David Ogilvy’s “Ogilvy On Advertising” is a must read for anyone looking for the most important and useful guidelines in advertising, copywriting, commercials, radio ads, and pretty much any other medium around in the 1980′s (internet wasn’t used for ads, but his insights apply to online business as well).
The book is also entertaining on its own, with samples of various ads that he and others have created and how successful they have been in increasing sales for their products, and with descriptions on how he did it. Those alone are worth at least 50 times the price of the book!
There’s so much good information in each page that I don’t even know where to start.
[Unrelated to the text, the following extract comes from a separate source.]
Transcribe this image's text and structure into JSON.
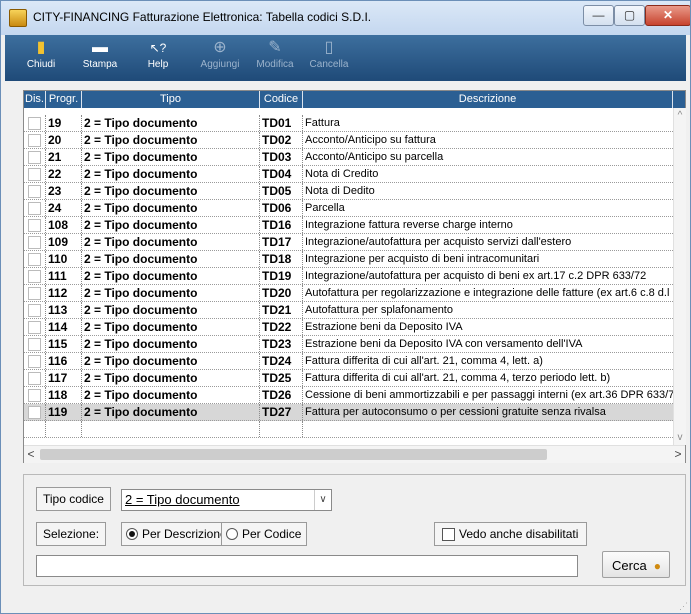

Don’t get me wrong though, Ogilvy wasn’t much for rules, but more for guidelines and principles that applied in various ways to each type of ad he created.
He talks about how important researching the product and its target market is for making ads that sell, how you must lead with benefits of your product/service only (the most important point in his book he claims), very cheap ways to measure response rates using split run ads, how to run an ad agency or apply to work for one, how to get and please your clients, how and when to appeal to culture of your ad’s target market versus appealing to innate, unconditional human nature and instincts, how the use of sex, cleverness, and obscurity is limited in advertising, and much much more.
Perhaps one of the most profound lines of thought throughout the book is when he talks about print advertising. It’s like a magician revealing his most valuable secrets from his years running Ogilvy & Mather, his agency.
For print advertising, he instructs that long copy often sells better than fewer words or short copy (very against the conventional thought today), that people want to read more benefits intertwined with a relevant story about your product, that his detest for white print on black background is backed by sales and response numbers for countless ads, that positioning for any ad of any type of medium is defined as “What the product does, and who is it for” (an insight worth its weight in gold) and much much more.
I kept getting the feeling while reading the book that if I applied Ogilvy’s guidelines and principles (including honesty, specific benefits, clean & organized print, just to name a few) to my ads and business, I could be head and shoulders above most advertisers of any stripe today. I’ve already used many of his principles to great success in my ads, but now I’m excited to apply the rest of them.
But if you’re still skeptical about this man’s proof of advice, why not read a little more about him to understand why he was dubbed the King of Madison Avenue
I have no doubt that any marketer can and will benefit tremendously from this book, written by a man of outstanding humility and generosity, shown clearly when he gave his employees a doll gift with a note saying,
“If each of us hires people who are smaller than we are, we we shall become a company of dwarfs, but if each of us hires people who are bigger than we are, Ogilvy & Mather will become a company of giants”
No doubt he gave as much to his clients and their customers